In retrospect, it's a bit strange that Armand Van Helden ended up being one of the most commercially successful house producers of the 90s. He's always professed to be more into hiphop than house, happily remixed the cheesiest of pop songs, often came across in print as an angry, arrogant thug and criticized the house music underground every chance he got. "I don't put on the clown nose well. I don't deal with interviews and all this stuff well," admits Van Helden from his New York studio. "I'm just a guy who wakes up and makes beats. I don't care about the rest of it."
After being out of the limelight for a bit, he's back with a mix CD, New York: A Mix Odyssey, which more cynical types might describe as a mainstream rip-off of the house-rock-new-wave-disco-punk thing that's suddenly hip. Van Helden beats them to the punch, though, by freely admitting in the intro track of the CD that a true NYC mix should also have way more hiphop and that the label steered it in this direction, but that he's OK with that.

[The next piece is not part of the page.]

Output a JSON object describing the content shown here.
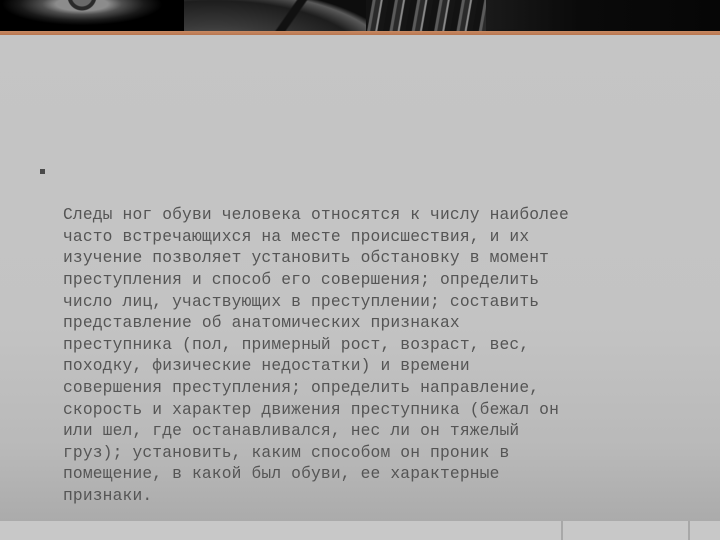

"I live in NYC, and it makes you realize that most people don't fit into just one thing. The culture forces you to be into other things. The big house scene here is long gone, so people like me end up with this because it's the only thing that's interesting right now."
The CD has some of the same vibe as the whole indie dance scene, but beefed up and crossed with that big-room club sound. If, like Van Helden, you don't care too much about being cool, it's pretty fun. It romps through tracks by Blondie, Felix Da Housecat, Yaz, Soft Cell, Yes, the Romantics and some new tracks by Van Helden himself along with some big clubby tracks and some current dance rock. Unfortunately, you probably won't hear a set this eclectic from him on Friday, since the Docks is one of the bigger rooms in town.
"I have my safe set and I have my experimental set. I bring both, but within a few songs I can tell what they're going to like. Younger crowds and big rooms want house, but sometimes I can get away with more."
He's also got another full album in the works, a format he's attempted a few time before but never with as much success as his long string of hit singles and remixes.
"The market doesn't accept albums, but I need to leave something more than just a bunch of singles; an album is more permanent. Dance albums are boring, though. I don't blame the audience for not being into them. I can't think of a dance album I'd want to listen to all the way through.
"You have a choice - you can make a song that's just a vibe, that you're going to play for a month or two and forget, or you can make a song that people are going to remember forever.
"I can't understand why you would want to go through all the work of making and releasing a track just to put out a vibe, but everyone's so caught up on being underground and cool.
"I don't know much about underground credibility, but I do know most of these guys are making music for the wrong reasons."